Halal and kosher dietary laws share some fundamentals. Of course, pig meat is prohibited to Muslims and Jews. It’s no surprise that gelatin must likewise come from a permissible animal in both religions. Jewish dietary laws (kashrut) only permit the eating of mammals that chew the cud and have cloven hooves, and so some animals such as camels are halal but not kosher. Kashrut also insists upon the separation of dairy and meat products. Both types of ritual slaughter cut the neck of the animal with a non-serrated blade with the intention of severing the main blood vessels, and both types of slaughter require draining of the animal’s blood. Both rituals are carried out by a practising Muslim or Jew who follows the respective laws, and reads the appropriate prayer or blessing. In Judaism, the slaughter must be carried out by a specific Rabbi known as a shochet. In halal, with the obvious exception of blood, there are no restrictions on which organs or body parts of the carcass may be eaten from a halal-slaughtered animal, whereas kashrut prohibits the eating of certain types of fat, as well as the sciatic nerve – therefore the hindquarters of a kosher animal must undergo a process called nikkur in order to be fit for consumption by Jews. This process takes time and is costly, and because it is rarely practiced beyond Israel for those reasons, the hindquarters of kosher-slaughtered animals in the rest of the world are typically traded in the non-kosher market.
And Haloodies’ Halal Meat?
Haloodies is dedicated to that which is truly halal and tayyib. Its cows and lambs are hand-slaughtered. Its methods employ practising Muslims as each stage of the process. Its animals are grazing, grass-fed animals, and its birds free-range. Haloodies doesn’t use any antibiotic growth promoters. All animals are reversibly stunned before slaughter to ensure maximum animal welfare. Haloodies is accredited by Halal Consultations, who provide validation and certification of authenticity of halal meat, poultry and foodstuffs in the UK. We share the aim that Muslim consumers can easily buy halal approved meals that have been procured, processed and prepared by establishments and staff well conversant in Islamic dietary rules and the relevant EU regulations of food safety and animal welfare. Halal Consultations also provides training and certificates in aspects of food safety, hygiene, and animal slaughtering operations.
Can you give me any more information?
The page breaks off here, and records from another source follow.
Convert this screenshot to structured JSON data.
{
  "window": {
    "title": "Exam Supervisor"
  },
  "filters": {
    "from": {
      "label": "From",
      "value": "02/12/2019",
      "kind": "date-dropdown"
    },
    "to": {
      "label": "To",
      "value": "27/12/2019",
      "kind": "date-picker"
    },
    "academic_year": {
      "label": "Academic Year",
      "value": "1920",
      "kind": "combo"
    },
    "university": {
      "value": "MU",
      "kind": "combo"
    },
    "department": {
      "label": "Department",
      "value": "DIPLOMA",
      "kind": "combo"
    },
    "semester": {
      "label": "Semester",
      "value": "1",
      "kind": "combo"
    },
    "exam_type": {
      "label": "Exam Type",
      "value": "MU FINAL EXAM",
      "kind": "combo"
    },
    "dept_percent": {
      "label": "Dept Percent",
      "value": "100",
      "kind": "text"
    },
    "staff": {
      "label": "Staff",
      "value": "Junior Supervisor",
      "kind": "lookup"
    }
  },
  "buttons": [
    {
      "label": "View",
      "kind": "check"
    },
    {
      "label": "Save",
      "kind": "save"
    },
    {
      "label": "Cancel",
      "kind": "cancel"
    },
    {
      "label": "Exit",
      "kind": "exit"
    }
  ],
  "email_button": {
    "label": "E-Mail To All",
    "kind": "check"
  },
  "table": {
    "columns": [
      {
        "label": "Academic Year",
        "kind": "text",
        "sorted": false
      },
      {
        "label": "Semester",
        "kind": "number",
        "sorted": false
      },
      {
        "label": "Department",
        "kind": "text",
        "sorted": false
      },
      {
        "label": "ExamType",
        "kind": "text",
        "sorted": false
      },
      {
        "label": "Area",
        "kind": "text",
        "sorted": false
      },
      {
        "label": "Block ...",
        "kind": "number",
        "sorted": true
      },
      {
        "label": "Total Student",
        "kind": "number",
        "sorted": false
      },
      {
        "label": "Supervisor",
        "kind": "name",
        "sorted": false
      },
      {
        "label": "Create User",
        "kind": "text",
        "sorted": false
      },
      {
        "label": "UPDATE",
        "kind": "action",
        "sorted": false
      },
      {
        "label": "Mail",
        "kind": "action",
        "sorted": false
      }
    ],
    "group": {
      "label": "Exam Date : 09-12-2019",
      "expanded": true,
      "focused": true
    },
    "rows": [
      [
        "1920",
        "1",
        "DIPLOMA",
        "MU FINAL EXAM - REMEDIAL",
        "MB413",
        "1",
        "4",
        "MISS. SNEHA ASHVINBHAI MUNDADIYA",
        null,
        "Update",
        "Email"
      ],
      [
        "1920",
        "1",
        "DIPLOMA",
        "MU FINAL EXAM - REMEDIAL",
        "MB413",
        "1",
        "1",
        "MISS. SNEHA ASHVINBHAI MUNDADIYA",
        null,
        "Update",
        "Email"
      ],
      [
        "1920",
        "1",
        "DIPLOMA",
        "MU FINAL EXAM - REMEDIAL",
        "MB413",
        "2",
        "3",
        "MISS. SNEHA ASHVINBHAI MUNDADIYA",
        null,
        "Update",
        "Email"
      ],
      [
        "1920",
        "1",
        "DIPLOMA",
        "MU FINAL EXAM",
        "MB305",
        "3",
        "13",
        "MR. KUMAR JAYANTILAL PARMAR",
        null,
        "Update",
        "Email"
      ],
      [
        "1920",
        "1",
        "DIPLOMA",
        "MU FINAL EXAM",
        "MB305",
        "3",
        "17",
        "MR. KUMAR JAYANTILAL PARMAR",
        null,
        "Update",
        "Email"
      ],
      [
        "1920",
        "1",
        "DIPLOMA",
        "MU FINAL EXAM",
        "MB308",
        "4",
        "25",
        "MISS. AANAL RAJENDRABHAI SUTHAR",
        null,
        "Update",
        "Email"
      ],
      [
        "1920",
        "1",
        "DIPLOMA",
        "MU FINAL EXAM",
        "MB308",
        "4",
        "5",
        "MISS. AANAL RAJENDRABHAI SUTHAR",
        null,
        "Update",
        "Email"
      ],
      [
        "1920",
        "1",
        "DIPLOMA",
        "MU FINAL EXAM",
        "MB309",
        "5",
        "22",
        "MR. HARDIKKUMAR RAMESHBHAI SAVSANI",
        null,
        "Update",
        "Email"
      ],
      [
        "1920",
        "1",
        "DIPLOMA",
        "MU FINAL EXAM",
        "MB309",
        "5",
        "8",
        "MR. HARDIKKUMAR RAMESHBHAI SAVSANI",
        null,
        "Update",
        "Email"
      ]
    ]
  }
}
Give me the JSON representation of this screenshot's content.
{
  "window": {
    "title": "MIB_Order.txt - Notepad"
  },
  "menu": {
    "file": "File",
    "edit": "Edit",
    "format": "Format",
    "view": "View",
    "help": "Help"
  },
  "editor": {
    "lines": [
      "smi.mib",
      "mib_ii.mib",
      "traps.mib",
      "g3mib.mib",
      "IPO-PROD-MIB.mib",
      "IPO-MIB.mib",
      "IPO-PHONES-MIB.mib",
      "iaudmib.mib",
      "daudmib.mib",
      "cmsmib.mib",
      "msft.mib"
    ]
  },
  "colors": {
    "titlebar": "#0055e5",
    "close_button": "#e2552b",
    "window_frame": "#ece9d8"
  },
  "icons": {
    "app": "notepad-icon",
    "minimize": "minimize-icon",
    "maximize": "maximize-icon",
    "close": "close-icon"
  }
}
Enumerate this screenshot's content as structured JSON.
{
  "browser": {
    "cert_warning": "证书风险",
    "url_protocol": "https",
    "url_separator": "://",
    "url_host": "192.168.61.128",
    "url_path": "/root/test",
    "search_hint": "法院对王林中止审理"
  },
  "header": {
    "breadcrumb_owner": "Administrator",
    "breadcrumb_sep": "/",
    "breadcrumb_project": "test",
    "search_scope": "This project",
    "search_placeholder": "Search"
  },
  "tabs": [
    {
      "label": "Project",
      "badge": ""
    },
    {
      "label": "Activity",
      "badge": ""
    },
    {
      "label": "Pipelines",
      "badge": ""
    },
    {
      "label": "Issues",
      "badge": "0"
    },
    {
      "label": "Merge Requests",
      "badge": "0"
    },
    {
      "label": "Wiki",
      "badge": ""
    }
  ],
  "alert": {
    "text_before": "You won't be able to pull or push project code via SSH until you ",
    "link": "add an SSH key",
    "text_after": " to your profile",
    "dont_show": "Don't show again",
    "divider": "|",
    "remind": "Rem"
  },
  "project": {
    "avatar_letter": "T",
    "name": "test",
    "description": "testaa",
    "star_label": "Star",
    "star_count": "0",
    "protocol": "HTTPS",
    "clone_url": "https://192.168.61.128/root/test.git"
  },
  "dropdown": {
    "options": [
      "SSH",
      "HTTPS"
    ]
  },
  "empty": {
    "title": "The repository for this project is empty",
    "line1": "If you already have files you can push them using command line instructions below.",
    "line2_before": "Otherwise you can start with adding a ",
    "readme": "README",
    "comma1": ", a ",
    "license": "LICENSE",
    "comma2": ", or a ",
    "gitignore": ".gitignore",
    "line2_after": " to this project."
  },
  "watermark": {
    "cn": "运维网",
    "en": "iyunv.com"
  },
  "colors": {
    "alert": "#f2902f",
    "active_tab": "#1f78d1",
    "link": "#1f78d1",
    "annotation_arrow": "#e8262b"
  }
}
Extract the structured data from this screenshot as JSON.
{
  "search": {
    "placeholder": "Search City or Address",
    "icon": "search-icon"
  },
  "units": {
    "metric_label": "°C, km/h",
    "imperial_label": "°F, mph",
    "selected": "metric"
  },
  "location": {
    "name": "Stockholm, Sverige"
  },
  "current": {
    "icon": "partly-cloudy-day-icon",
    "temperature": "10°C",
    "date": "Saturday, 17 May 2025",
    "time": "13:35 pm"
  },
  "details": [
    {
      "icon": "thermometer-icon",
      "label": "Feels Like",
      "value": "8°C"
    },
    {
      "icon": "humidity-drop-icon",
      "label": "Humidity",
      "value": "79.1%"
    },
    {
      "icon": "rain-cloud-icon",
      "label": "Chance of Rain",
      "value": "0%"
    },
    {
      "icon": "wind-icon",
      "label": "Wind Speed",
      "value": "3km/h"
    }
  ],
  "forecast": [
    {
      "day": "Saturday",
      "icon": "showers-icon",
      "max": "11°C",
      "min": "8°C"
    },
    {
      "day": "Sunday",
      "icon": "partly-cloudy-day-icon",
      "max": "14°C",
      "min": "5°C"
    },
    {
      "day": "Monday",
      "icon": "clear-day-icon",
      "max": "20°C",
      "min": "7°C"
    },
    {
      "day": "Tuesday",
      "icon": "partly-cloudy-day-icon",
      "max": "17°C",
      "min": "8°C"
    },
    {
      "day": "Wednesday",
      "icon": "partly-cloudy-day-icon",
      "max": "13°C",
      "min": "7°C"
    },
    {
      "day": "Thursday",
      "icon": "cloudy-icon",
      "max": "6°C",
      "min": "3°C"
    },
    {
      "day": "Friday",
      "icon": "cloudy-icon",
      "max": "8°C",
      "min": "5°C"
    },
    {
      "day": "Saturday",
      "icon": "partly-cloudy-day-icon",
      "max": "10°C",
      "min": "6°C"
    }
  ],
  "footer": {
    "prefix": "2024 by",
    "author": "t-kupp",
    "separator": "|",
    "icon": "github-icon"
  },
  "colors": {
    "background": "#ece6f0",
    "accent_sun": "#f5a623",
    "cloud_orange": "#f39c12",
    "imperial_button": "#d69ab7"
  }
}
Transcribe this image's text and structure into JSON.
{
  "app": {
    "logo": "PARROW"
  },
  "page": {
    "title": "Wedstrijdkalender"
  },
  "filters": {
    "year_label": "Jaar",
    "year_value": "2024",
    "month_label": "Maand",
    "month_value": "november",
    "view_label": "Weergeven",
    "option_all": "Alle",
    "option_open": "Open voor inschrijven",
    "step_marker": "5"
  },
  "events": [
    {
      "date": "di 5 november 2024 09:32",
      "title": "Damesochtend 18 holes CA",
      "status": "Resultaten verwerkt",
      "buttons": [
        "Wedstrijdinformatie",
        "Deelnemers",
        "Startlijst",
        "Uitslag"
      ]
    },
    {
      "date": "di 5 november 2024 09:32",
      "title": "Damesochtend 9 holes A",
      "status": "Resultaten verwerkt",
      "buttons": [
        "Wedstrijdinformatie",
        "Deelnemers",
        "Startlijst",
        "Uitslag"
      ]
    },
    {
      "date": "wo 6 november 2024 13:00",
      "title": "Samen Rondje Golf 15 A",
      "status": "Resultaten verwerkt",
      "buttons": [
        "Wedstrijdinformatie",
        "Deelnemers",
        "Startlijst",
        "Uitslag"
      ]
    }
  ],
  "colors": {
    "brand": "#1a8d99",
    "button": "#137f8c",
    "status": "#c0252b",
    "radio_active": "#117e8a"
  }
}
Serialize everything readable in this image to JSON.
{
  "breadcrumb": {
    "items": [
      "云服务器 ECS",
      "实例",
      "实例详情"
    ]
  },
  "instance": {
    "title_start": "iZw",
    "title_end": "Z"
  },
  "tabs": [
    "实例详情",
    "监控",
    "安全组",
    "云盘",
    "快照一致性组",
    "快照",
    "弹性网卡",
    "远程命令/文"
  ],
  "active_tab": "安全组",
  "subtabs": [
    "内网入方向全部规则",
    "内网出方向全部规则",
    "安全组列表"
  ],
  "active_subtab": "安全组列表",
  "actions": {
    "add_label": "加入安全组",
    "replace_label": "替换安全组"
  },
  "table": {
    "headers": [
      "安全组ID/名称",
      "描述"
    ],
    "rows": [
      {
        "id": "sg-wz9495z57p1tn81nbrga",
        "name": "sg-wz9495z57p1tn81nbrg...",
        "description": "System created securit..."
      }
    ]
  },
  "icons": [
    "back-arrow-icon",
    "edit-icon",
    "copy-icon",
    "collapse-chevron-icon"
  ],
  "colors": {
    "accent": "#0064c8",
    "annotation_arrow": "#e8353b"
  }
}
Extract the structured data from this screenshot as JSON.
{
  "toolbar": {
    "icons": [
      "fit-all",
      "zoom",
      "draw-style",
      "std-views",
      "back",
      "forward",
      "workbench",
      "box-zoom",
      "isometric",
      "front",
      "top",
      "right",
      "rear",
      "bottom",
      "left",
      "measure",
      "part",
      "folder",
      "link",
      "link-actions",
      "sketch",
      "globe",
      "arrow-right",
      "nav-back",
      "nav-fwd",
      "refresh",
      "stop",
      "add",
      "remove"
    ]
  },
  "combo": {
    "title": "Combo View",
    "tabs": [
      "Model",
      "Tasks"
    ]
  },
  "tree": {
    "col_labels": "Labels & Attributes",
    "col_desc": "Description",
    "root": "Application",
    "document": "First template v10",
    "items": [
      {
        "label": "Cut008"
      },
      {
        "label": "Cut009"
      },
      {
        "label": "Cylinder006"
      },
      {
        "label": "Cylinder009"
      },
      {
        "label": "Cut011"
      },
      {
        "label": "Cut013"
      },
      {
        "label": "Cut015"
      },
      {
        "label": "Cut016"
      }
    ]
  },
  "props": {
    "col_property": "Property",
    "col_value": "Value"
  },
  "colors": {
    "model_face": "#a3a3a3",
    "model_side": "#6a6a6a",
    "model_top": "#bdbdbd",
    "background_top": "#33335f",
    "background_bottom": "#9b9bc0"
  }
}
Of course. Visit the Halal section of our <a href="http://www.haloodies.com/halal">website</a>, which gives you in depth information on our philosophy on stunning, and more about our poultry and livestock, for both our cooked and fresh ranges, for chicken, beef and lamb. You can find out about the Dorset halal facility where where we process and pack our fresh meat, and about our halal marinades too. Our commitment to halal and tayyib (wholesomeness) are at the heart of everything we do.
Are there any resources you’d recommend?
You can check out this film for an in-depth look at halal meat in the UK – Halal: You Are What You Eat.
Can you share any recipes?
We found this nice selection of Eid al-Adha recipes from New York Times Cooking. We love the Persian Cucumber Yogurt Salad with Dill, Sour Cherries and Rose Petals, and, having tried, we’re not sure there could be a better way of eating sprouts than the Brussels Sprouts with Pomegranate-Tahini Sauce. (It’s true these little cabbages are time-consuming to peel, but if you are willing to invest, we assure you it’s worth it! They are also packed with Vitamins C and K and B Vitamins such as folic acid and B6.) We’d serve alongside the Charred Lamb and Eggplant with Date-Yoghurt Chutney, using Haloodies’ Diced Lamb. You can also take the flavours of the delicious Cumin Lamb Meatballs with Tahini Yogurt Dipping Sauce but make life super-easy with our lamb meatballs. Pile up a beautiful platter and grace it with toasted cumin seeds and mint leaves, and let everyone tuck in!
We’d love to hear what you think.
Let us know what you think. Do you think they or other halal products need clearer messaging? Do you always feel you can trust what you’re eating when ordering or buying halal? We’d love to hear from you with any questions or comments, recipes or Eid messages. Eid Mubarak to all!